By the end of the decade, corporate debt had become the largest share of the total credit market by a wide margin.
 
 
 
 
Second only to corporate debt was mortgage debt, which grew by more than eight times just from 1920 to 1929. Both of these - corporate and mortgage debt - echo our own decade.
 
Mortgage debt quickly bounced back during the recovery after the Great Recession, and corporate debt roared back even more strongly, now cresting 46% of GDP.
 
 
Source: MoneyWeek
 
 
7. In both decades, the Fed's balance sheet shrank late in the decade
 
This may not seem worth noting, given that the Fed's Treasury holdings during the 1920s were a pittance compared to what they are now. Even at the peak of $700 million in 1927, the Fed's Treasury holdings didn't quite reach 1% of GDP. 
 
 
 
In the 2010s, Fed Treasury assets remained well in excess of 10% of GDP. Total assets (including mortgage-backed securities) exceeded 20% of GDP.
 
Some say that rising interest rates late in the decade were a result of high demand for borrowed money, mainly from investors speculating in the stock market. This is only partially true. For the most part, private market rates (including broker lending rates and money markets) followed the course of the Fed's discount rate over the decade. Margin rates only disconnected in 1928 and 1929. This is when the "equity" portions of margin loans compressed down to 10-20%, meaning that speculators would borrow 80-90% of the cost of stocks in order to invest.
 
 
 
 
By the second half of 1928, though, most of the damage had already been done. Credit expansion had already spiraled out of control. Much focus tends to be placed on the astonishing margin debt-to-GDP of 8.14% hit in 1929 - and it deserves astonishment - but such a lofty number isn't reached under normal financial circumstances. Even in our current historically low interest rate environment, margin debt peaked only at 3.37% of GDP (higher than in 2000 or 2007) and, after a brief deleveraging in December, is on its way back up in 2019.

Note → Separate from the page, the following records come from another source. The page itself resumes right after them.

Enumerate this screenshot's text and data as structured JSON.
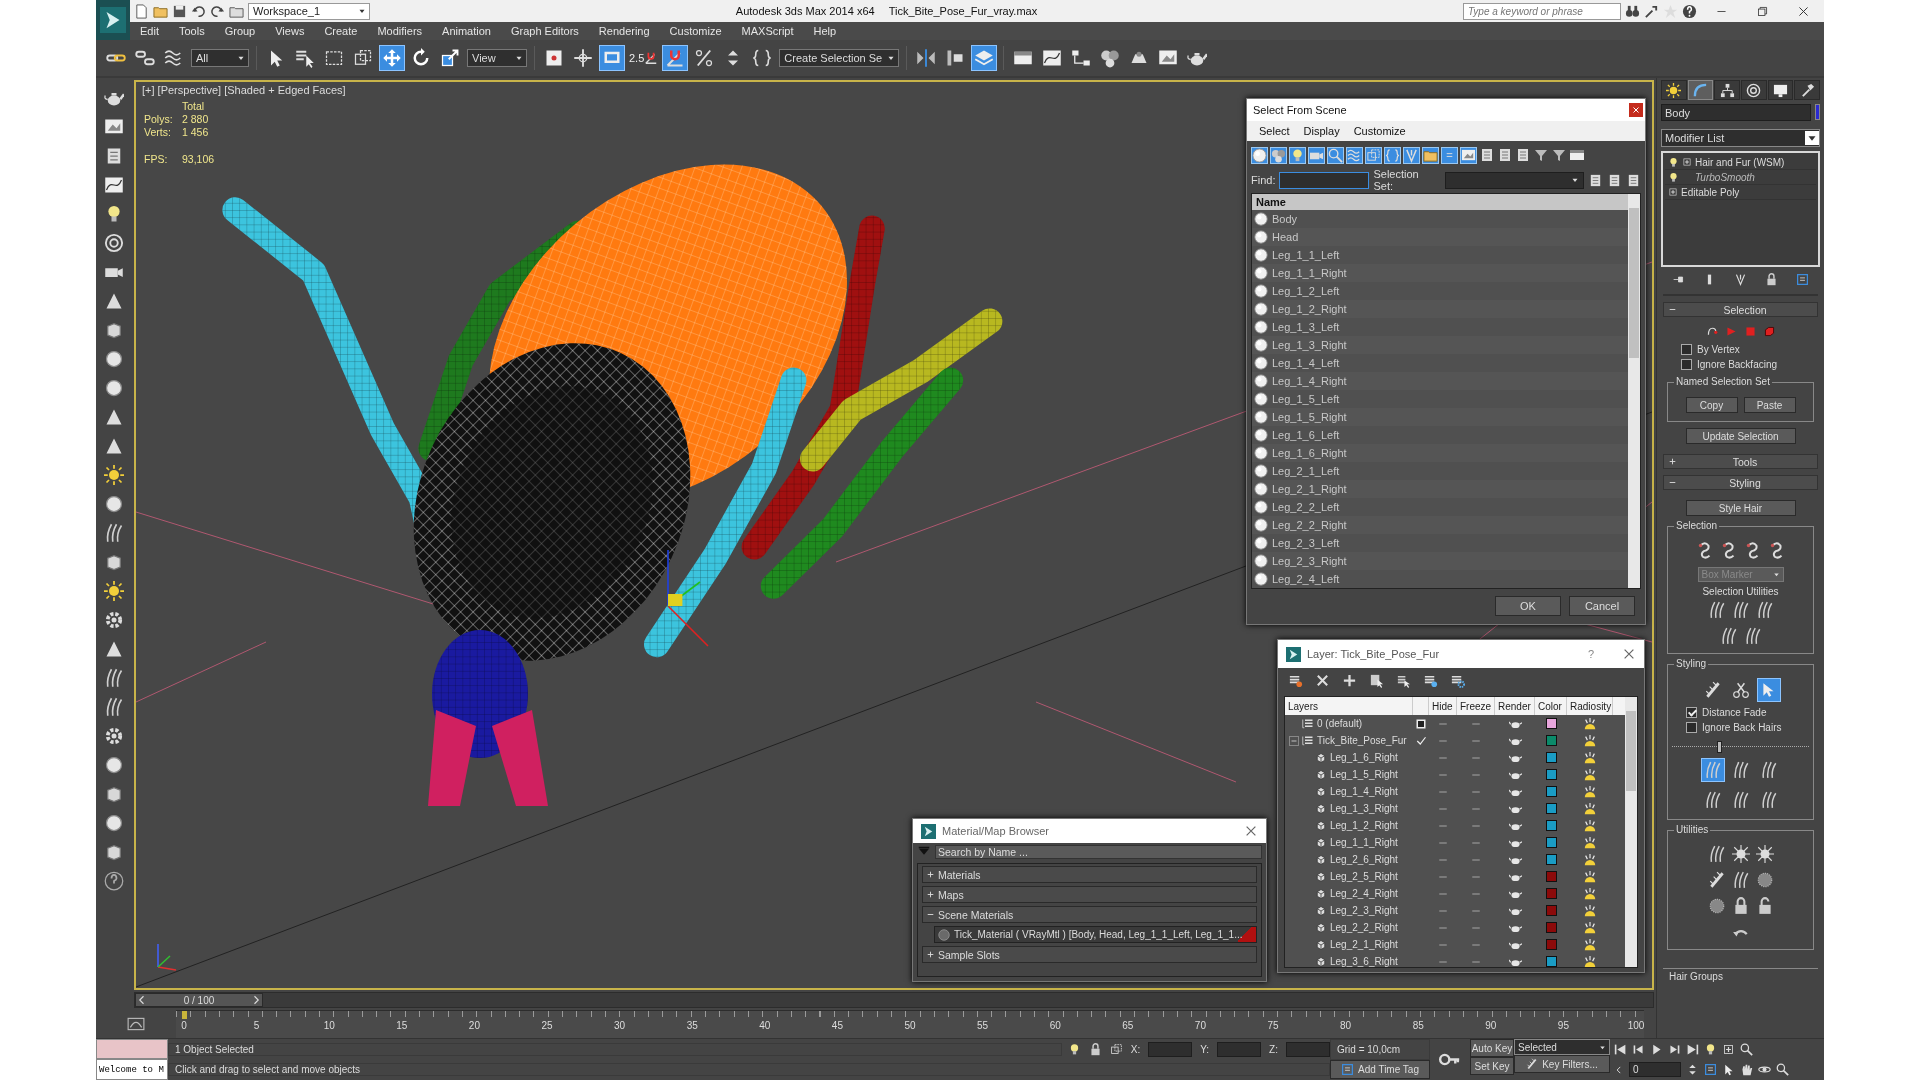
{
  "title_bar": {
    "workspace": "Workspace_1",
    "title": "Autodesk 3ds Max  2014 x64",
    "file": "Tick_Bite_Pose_Fur_vray.max",
    "search_placeholder": "Type a keyword or phrase"
  },
  "menu": [
    "Edit",
    "Tools",
    "Group",
    "Views",
    "Create",
    "Modifiers",
    "Animation",
    "Graph Editors",
    "Rendering",
    "Customize",
    "MAXScript",
    "Help"
  ],
  "main_toolbar": {
    "selection_filter": "All",
    "reference_coordinate_system": "View",
    "snap": "2.5",
    "named_selection_set": "Create Selection Se",
    "tools": [
      {
        "selected": false
      },
      {
        "selected": false
      },
      {
        "selected": false
      },
      {
        "selected": false
      },
      {
        "selected": false
      },
      {
        "selected": false
      },
      {
        "selected": false
      },
      {
        "selected": true
      },
      {
        "selected": false
      },
      {
        "selected": false
      },
      {
        "selected": false
      },
      {
        "selected": false
      },
      {
        "selected": true
      },
      {
        "selected": true
      },
      {
        "selected": false
      },
      {
        "selected": false
      },
      {
        "selected": false
      },
      {
        "selected": false
      },
      {
        "selected": false
      },
      {
        "selected": true
      },
      {
        "selected": false
      },
      {
        "selected": false
      },
      {
        "selected": false
      },
      {
        "selected": false
      },
      {
        "selected": false
      },
      {
        "selected": false
      },
      {
        "selected": false
      }
    ]
  },
  "viewport": {
    "label": "[+] [Perspective] [Shaded + Edged Faces]",
    "active": true,
    "stats_heading": "Total",
    "stats": [
      {
        "label": "Polys:",
        "value": "2 880"
      },
      {
        "label": "Verts:",
        "value": "1 456"
      }
    ],
    "fps_label": "FPS:",
    "fps": "93,106"
  },
  "select_dialog": {
    "title": "Select From Scene",
    "menu": [
      "Select",
      "Display",
      "Customize"
    ],
    "find_label": "Find:",
    "selection_set_label": "Selection Set:",
    "column": "Name",
    "items": [
      {
        "name": "Body",
        "selected": false
      },
      {
        "name": "Head",
        "selected": false
      },
      {
        "name": "Leg_1_1_Left",
        "selected": false
      },
      {
        "name": "Leg_1_1_Right",
        "selected": false
      },
      {
        "name": "Leg_1_2_Left",
        "selected": false
      },
      {
        "name": "Leg_1_2_Right",
        "selected": false
      },
      {
        "name": "Leg_1_3_Left",
        "selected": false
      },
      {
        "name": "Leg_1_3_Right",
        "selected": false
      },
      {
        "name": "Leg_1_4_Left",
        "selected": false
      },
      {
        "name": "Leg_1_4_Right",
        "selected": false
      },
      {
        "name": "Leg_1_5_Left",
        "selected": false
      },
      {
        "name": "Leg_1_5_Right",
        "selected": false
      },
      {
        "name": "Leg_1_6_Left",
        "selected": false
      },
      {
        "name": "Leg_1_6_Right",
        "selected": false
      },
      {
        "name": "Leg_2_1_Left",
        "selected": false
      },
      {
        "name": "Leg_2_1_Right",
        "selected": false
      },
      {
        "name": "Leg_2_2_Left",
        "selected": false
      },
      {
        "name": "Leg_2_2_Right",
        "selected": false
      },
      {
        "name": "Leg_2_3_Left",
        "selected": false
      },
      {
        "name": "Leg_2_3_Right",
        "selected": false
      },
      {
        "name": "Leg_2_4_Left",
        "selected": false
      }
    ],
    "buttons": [
      "OK",
      "Cancel"
    ]
  },
  "layer_dialog": {
    "title": "Layer: Tick_Bite_Pose_Fur",
    "help": "?",
    "columns": [
      "Layers",
      "Hide",
      "Freeze",
      "Render",
      "Color",
      "Radiosity"
    ],
    "layers": [
      {
        "name": "0 (default)",
        "kind": "layer",
        "current": false,
        "color": "#e8a6dc"
      },
      {
        "name": "Tick_Bite_Pose_Fur",
        "kind": "layer",
        "current": true,
        "expanded": true,
        "color": "#0b8a6a",
        "children": [
          {
            "name": "Leg_1_6_Right",
            "kind": "object",
            "color": "#1a9cc4"
          },
          {
            "name": "Leg_1_5_Right",
            "kind": "object",
            "color": "#1a9cc4"
          },
          {
            "name": "Leg_1_4_Right",
            "kind": "object",
            "color": "#1a9cc4"
          },
          {
            "name": "Leg_1_3_Right",
            "kind": "object",
            "color": "#1a9cc4"
          },
          {
            "name": "Leg_1_2_Right",
            "kind": "object",
            "color": "#1a9cc4"
          },
          {
            "name": "Leg_1_1_Right",
            "kind": "object",
            "color": "#1a9cc4"
          },
          {
            "name": "Leg_2_6_Right",
            "kind": "object",
            "color": "#1a9cc4"
          },
          {
            "name": "Leg_2_5_Right",
            "kind": "object",
            "color": "#8c0a0a"
          },
          {
            "name": "Leg_2_4_Right",
            "kind": "object",
            "color": "#8c0a0a"
          },
          {
            "name": "Leg_2_3_Right",
            "kind": "object",
            "color": "#8c0a0a"
          },
          {
            "name": "Leg_2_2_Right",
            "kind": "object",
            "color": "#8c0a0a"
          },
          {
            "name": "Leg_2_1_Right",
            "kind": "object",
            "color": "#8c0a0a"
          },
          {
            "name": "Leg_3_6_Right",
            "kind": "object",
            "color": "#1a9cc4"
          }
        ]
      }
    ]
  },
  "material_browser": {
    "title": "Material/Map Browser",
    "search_placeholder": "Search by Name ...",
    "groups": [
      {
        "label": "Materials",
        "expanded": false
      },
      {
        "label": "Maps",
        "expanded": false
      },
      {
        "label": "Scene Materials",
        "expanded": true,
        "items": [
          "Tick_Material  ( VRayMtl ) [Body, Head, Leg_1_1_Left, Leg_1_1..."
        ]
      },
      {
        "label": "Sample Slots",
        "expanded": false
      }
    ]
  },
  "command_panel": {
    "tabs": [
      {
        "selected": false
      },
      {
        "selected": true
      },
      {
        "selected": false
      },
      {
        "selected": false
      },
      {
        "selected": false
      },
      {
        "selected": false
      }
    ],
    "object_name": "Body",
    "modifier_list": "Modifier List",
    "stack": [
      {
        "label": "Hair and Fur (WSM)",
        "kind": "modifier",
        "expandable": true,
        "disabled_in_viewport": false
      },
      {
        "label": "TurboSmooth",
        "kind": "modifier",
        "expandable": false,
        "disabled_in_viewport": true
      },
      {
        "label": "Editable Poly",
        "kind": "base",
        "expandable": true,
        "disabled_in_viewport": false
      }
    ],
    "selection_rollout": {
      "title": "Selection",
      "expanded": true,
      "checkboxes": [
        {
          "label": "By Vertex",
          "checked": false
        },
        {
          "label": "Ignore Backfacing",
          "checked": false
        }
      ],
      "named_set_title": "Named Selection Set",
      "buttons": [
        "Copy",
        "Paste"
      ],
      "update_button": "Update Selection"
    },
    "tools_rollout": {
      "title": "Tools",
      "expanded": false
    },
    "styling_rollout": {
      "title": "Styling",
      "expanded": true,
      "style_button": "Style Hair",
      "selection_group": "Selection",
      "marker_dropdown": {
        "value": "Box Marker",
        "disabled": true
      },
      "utilities_label": "Selection Utilities",
      "styling_group": "Styling",
      "styling_tools": [
        {
          "selected": false
        },
        {
          "selected": false
        },
        {
          "selected": true
        }
      ],
      "checkboxes": [
        {
          "label": "Distance Fade",
          "checked": true
        },
        {
          "label": "Ignore Back Hairs",
          "checked": false
        }
      ],
      "falloff_slider": {
        "level": 0.35
      },
      "mode_tools": [
        {
          "selected": true
        },
        {
          "selected": false
        },
        {
          "selected": false
        },
        {
          "selected": false
        },
        {
          "selected": false
        },
        {
          "selected": false
        }
      ],
      "utilities_group": "Utilities"
    },
    "hair_groups_title": "Hair Groups"
  },
  "timeline": {
    "time_slider": {
      "label": "0 / 100",
      "level": 0
    },
    "ticks": [
      "0",
      "5",
      "10",
      "15",
      "20",
      "25",
      "30",
      "35",
      "40",
      "45",
      "50",
      "55",
      "60",
      "65",
      "70",
      "75",
      "80",
      "85",
      "90",
      "95",
      "100"
    ]
  },
  "status_bar": {
    "script_output": "Welcome to M",
    "selection_info": "1 Object Selected",
    "hint": "Click and drag to select and move objects",
    "coordinate_labels": [
      "X:",
      "Y:",
      "Z:"
    ],
    "grid": "Grid = 10,0cm",
    "add_time_tag": "Add Time Tag",
    "auto_key": "Auto Key",
    "set_key": "Set Key",
    "key_mode": "Selected",
    "key_filters": "Key Filters...",
    "frame": "0"
  }
}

What role did the Fed play in this debt expansion?
 
We find that changes in all three policy instruments [the discount rate, the slightly shorter-maturity acceptance rate, and Treasury holdings] are followed by changes in market interest rates during the following week. Changes in the discount window rate appear to have large effects ... Purchases of Treasury securities seem to have also influenced private rates.
 
Here we return to the Fed's balance sheet. From Q4 of 1927 to Q2 of 1929, the Fed shrank its Treasury holdings from $700 million to under $200 million. This had the duel effect of further lifting interest rates, making borrowing more expensive, and finally (after a long period of easy money) attracting investment capital away from higher-risk assets and back to bonds.
 
Interestingly, in the late 1920s, the Fed found itself in a similar position as it has been in the last few years - shrinking its balance sheet while raising interest rates after a long period of holding interest rates lower than they otherwise would be. Only, in the '20s, the Fed had much smaller holdings of Treasuries and so had to rely more heavily on interest rate hikes, going all the way to 6%.
 
What Does the Future Hold?
 
Now that interest rates appear to have paused and balance sheet reduction will presumably soon pause at the timid hands of Fed officials who don't want to make the same mistakes as in the past, where do we go from here?
 
It's clear from the experiences of the Great Depression and Great Recession that deleveraging does not occur unless serious pain forces it to occur. So the economy and markets will eventually tread down one of two paths. Either monetary policy continues to be accommodative and debt levels remain elevated (or even rising) or it ceases to be accommodative and a very painful deleveraging (mainly concentrated in housing, corporates, and municipalities) unfolds.
 
I think central bankers are too skittish to let the latter scenario play out. That leaves the former. But how long can we tread down the path of ever-rising debt? This line of reasoning persuades me that some sort of jubilee (debt forgiveness) scenario will eventually be implemented by fiscal policymakers or monetary policymakers or both (see my article on the Year Of The American Jubilee).
The future is opaque, but one thing about it is certain: It may not repeat, but it will rhyme.